“Because of the way my own face got rewired, with the new nerve put in,’’ mused Ellis one day at her home in suburban Bethel Park, “I learned a lot about facial muscles. I really had to study them myself, you know, to retrain my own face as far as speech or expression.’’
An admitted poor sleeper, Ellis is up by 3 or 4 most mornings and often dashes straight to her home studio to begin her workday, her dog-eared sculptor’s apron and vest pulled over her pajamas.
“I like to get my day started early,’’ she said, “because I’m usually in bed by 9. My day’s going to end earlier than most.”
Her sculptor’s box contains all manner of small-scale tools, including bits of hair combs broken into fragments, old credit cards, and an array of old finely pointed dental tools.

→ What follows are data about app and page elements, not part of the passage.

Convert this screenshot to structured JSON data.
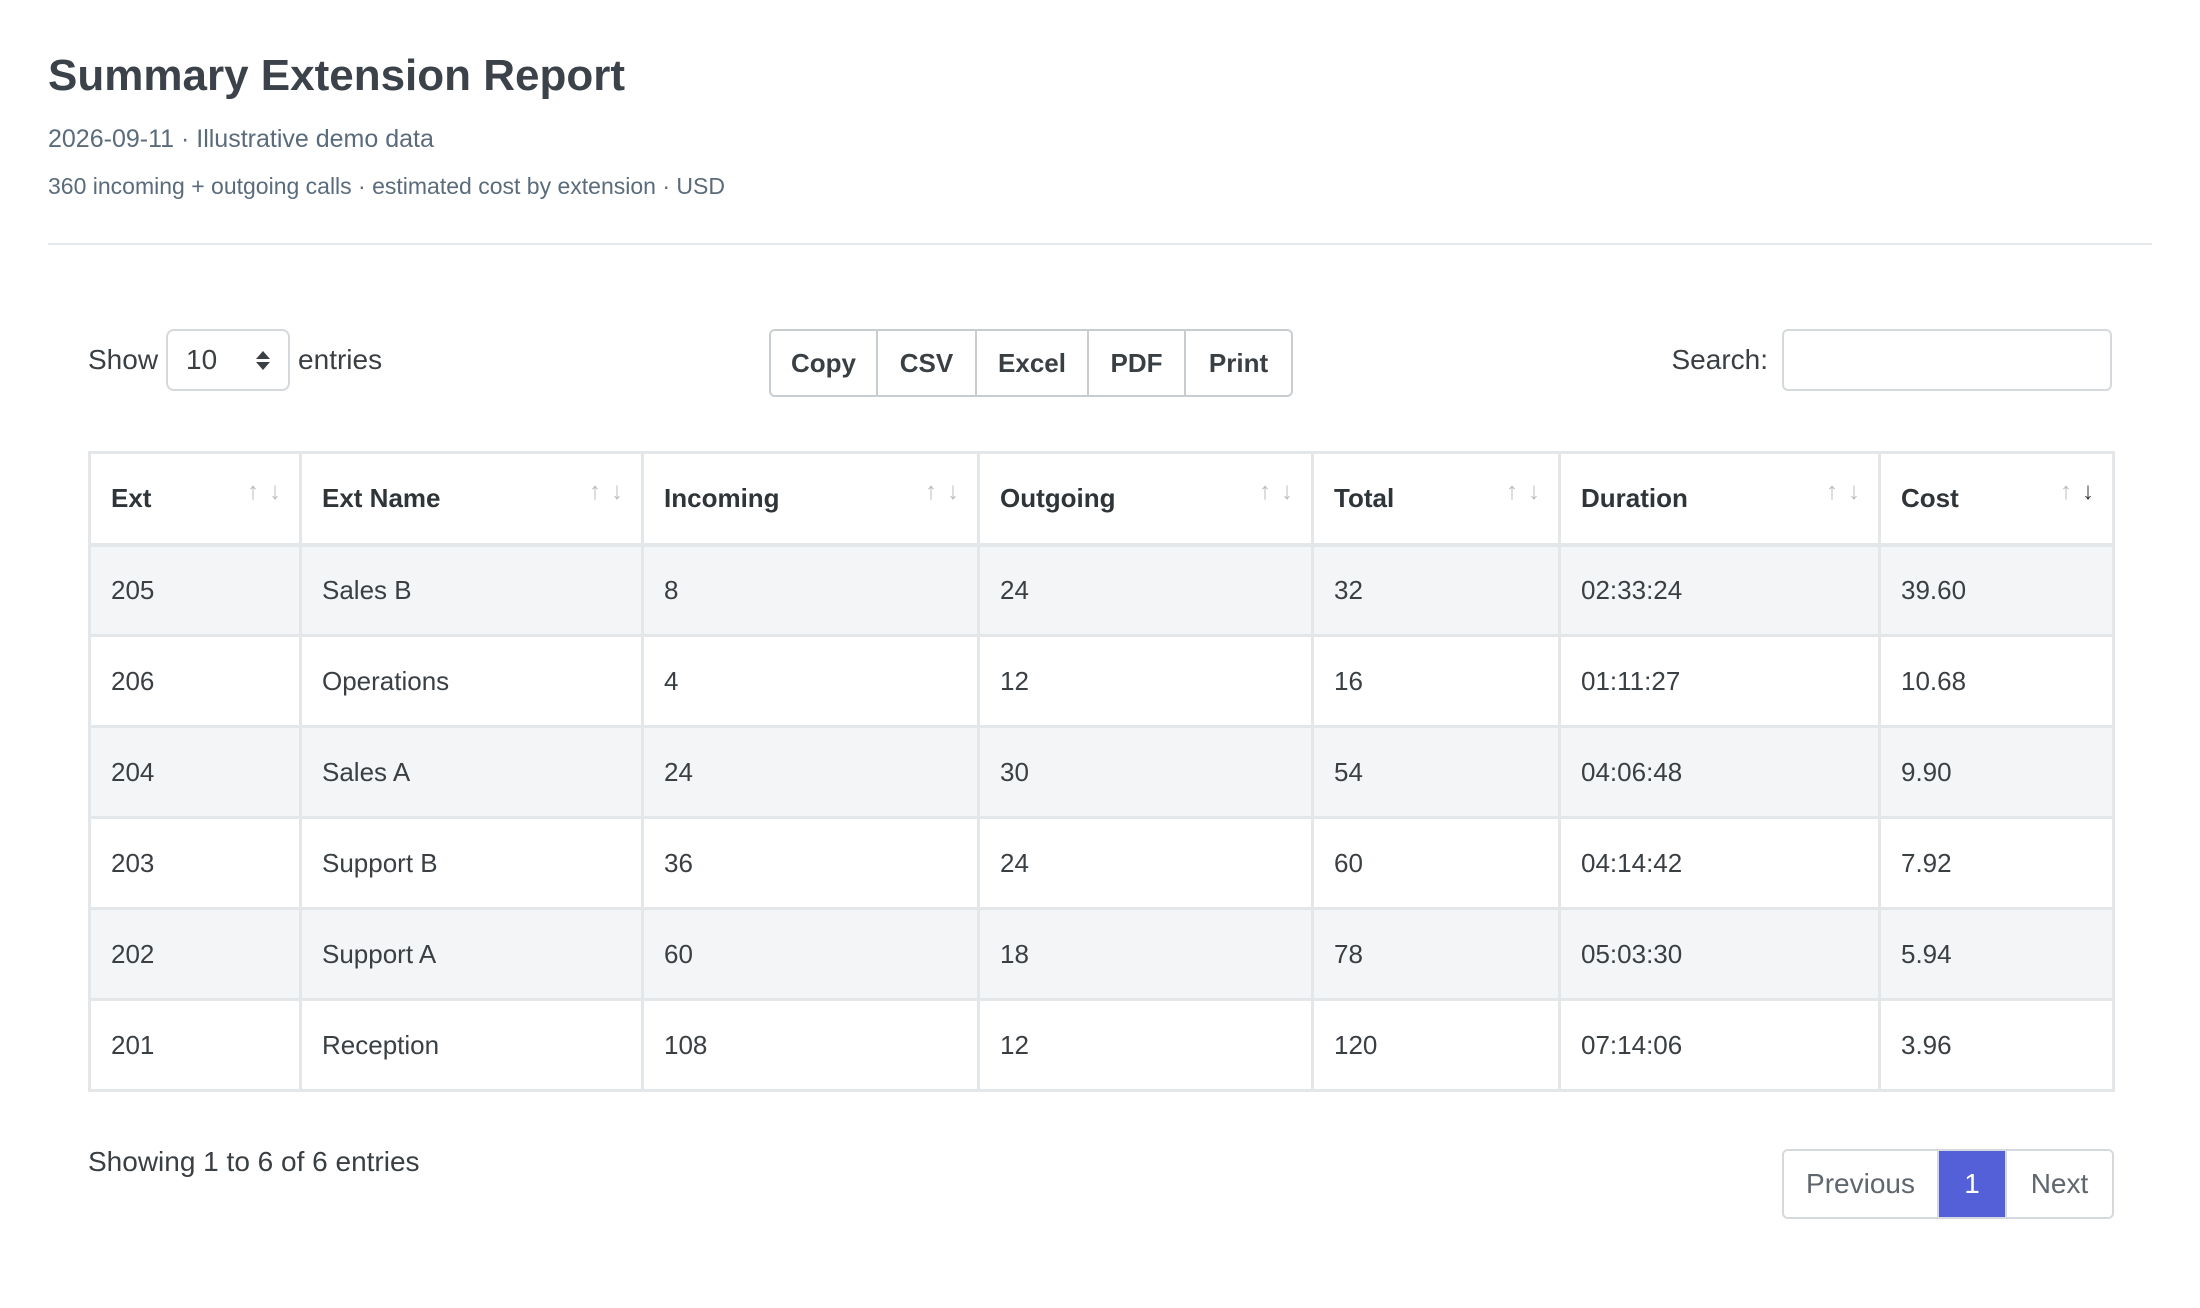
{
  "header": {
    "title": "Summary Extension Report",
    "subtitle": "2026-09-11 · Illustrative demo data",
    "description": "360 incoming + outgoing calls · estimated cost by extension · USD"
  },
  "controls": {
    "show_label": "Show",
    "entries_value": "10",
    "entries_label": "entries",
    "buttons": {
      "copy": "Copy",
      "csv": "CSV",
      "excel": "Excel",
      "pdf": "PDF",
      "print": "Print"
    },
    "search_label": "Search:",
    "search_value": ""
  },
  "table": {
    "columns": [
      "Ext",
      "Ext Name",
      "Incoming",
      "Outgoing",
      "Total",
      "Duration",
      "Cost"
    ],
    "sorted_column": "Cost",
    "sort_direction": "descending",
    "rows": [
      [
        "205",
        "Sales B",
        "8",
        "24",
        "32",
        "02:33:24",
        "39.60"
      ],
      [
        "206",
        "Operations",
        "4",
        "12",
        "16",
        "01:11:27",
        "10.68"
      ],
      [
        "204",
        "Sales A",
        "24",
        "30",
        "54",
        "04:06:48",
        "9.90"
      ],
      [
        "203",
        "Support B",
        "36",
        "24",
        "60",
        "04:14:42",
        "7.92"
      ],
      [
        "202",
        "Support A",
        "60",
        "18",
        "78",
        "05:03:30",
        "5.94"
      ],
      [
        "201",
        "Reception",
        "108",
        "12",
        "120",
        "07:14:06",
        "3.96"
      ]
    ]
  },
  "footer": {
    "info": "Showing 1 to 6 of 6 entries",
    "pagination": {
      "previous": "Previous",
      "current_page": "1",
      "next": "Next"
    }
  },
  "colors": {
    "accent": "#5360d8",
    "stripe": "#f4f5f6",
    "border": "#e4e7ea"
  }
}
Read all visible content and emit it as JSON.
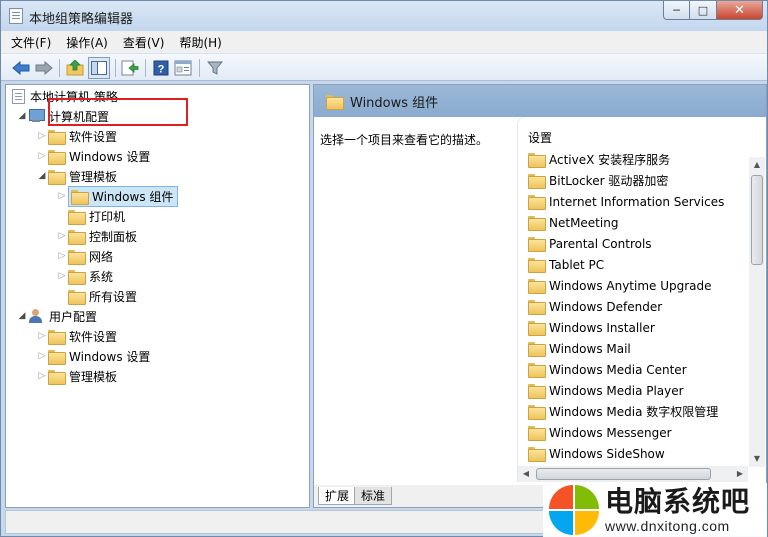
{
  "window": {
    "title": "本地组策略编辑器"
  },
  "menu": [
    "文件(F)",
    "操作(A)",
    "查看(V)",
    "帮助(H)"
  ],
  "toolbar": {
    "buttons": [
      "back-icon",
      "forward-icon",
      "up-folder-icon",
      "show-hide-tree-icon",
      "export-list-icon",
      "help-icon",
      "properties-icon",
      "filter-icon"
    ]
  },
  "tree": {
    "root": "本地计算机 策略",
    "computer_config": "计算机配置",
    "cc_software": "软件设置",
    "cc_windows": "Windows 设置",
    "cc_admin": "管理模板",
    "cc_admin_components": "Windows 组件",
    "cc_admin_printers": "打印机",
    "cc_admin_control_panel": "控制面板",
    "cc_admin_network": "网络",
    "cc_admin_system": "系统",
    "cc_admin_all": "所有设置",
    "user_config": "用户配置",
    "uc_software": "软件设置",
    "uc_windows": "Windows 设置",
    "uc_admin": "管理模板"
  },
  "details": {
    "header": "Windows 组件",
    "description": "选择一个项目来查看它的描述。",
    "column": "设置",
    "items": [
      "ActiveX 安装程序服务",
      "BitLocker 驱动器加密",
      "Internet Information Services",
      "NetMeeting",
      "Parental Controls",
      "Tablet PC",
      "Windows Anytime Upgrade",
      "Windows Defender",
      "Windows Installer",
      "Windows Mail",
      "Windows Media Center",
      "Windows Media Player",
      "Windows Media 数字权限管理",
      "Windows Messenger",
      "Windows SideShow"
    ]
  },
  "tabs": [
    "扩展",
    "标准"
  ],
  "watermark": {
    "name": "电脑系统吧",
    "url": "www.dnxitong.com"
  },
  "colors": {
    "highlight_box": "#e02020",
    "pane_header": "#8fb0d3",
    "folder": "#f2c85f"
  }
}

That’s right, the look of many of those faces hanging in the hallowed Plaque Gallery came with an assist from anonymous dental hygienists in western Pennsylvania.
Each piece for the Hall, said Ellis, takes her about four days to sculpt, but the process is typically longer because Cooperstown frequently asks for revisions, reviewing her ongoing work from forwarded photographs. She also has some occasional false starts, like this year with Martinez & Co.
“It was cold out and I’d installed new lights in the studio,’’ said Ellis, noting how temperature can alter the pliability of the clay. “After a few days, I scrapped them all and switched to a different clay. I’m thrilled I did. I hated to lose the time, but factors like weather and humidity make a big difference.’’
Ellis took her first steps toward an art career while in fourth grade at the Nativity School in the Pittsburgh suburb of Broughton. The city-based Carnegie Institute chose children from all around Pittsburgh for year-round art classes every Saturday and for two days every week in the summer.
Those classes, which she never missed, ultimately led Ellis to Edinboro University, where in 1979 she earned her undergraduate degree in fine arts, with a major in wood furniture design and construction and a minor in sculpture.
It was the childhood classes, though, that led to her first days in the big leagues, inside a vacant Forbes Field.
“One day during art class, the teacher, Mr. Fitzpatrick, said, ‘We’re taking a field trip today; we’re going to Forbes Field,’ ’’ recalled Ellis. “We went in, lined up boy-girl, boy-girl, with our drawing boards. The park was empty. The assignment was to imagine the game going on and then draw it. That’s a pretty imaginative experiment.’’
Imaginative and long-lasting. Every January, when the new Hall members are announced, Ellis gets back to work on her new subjects, studying their faces, shaping the clay that will be their look for the ages.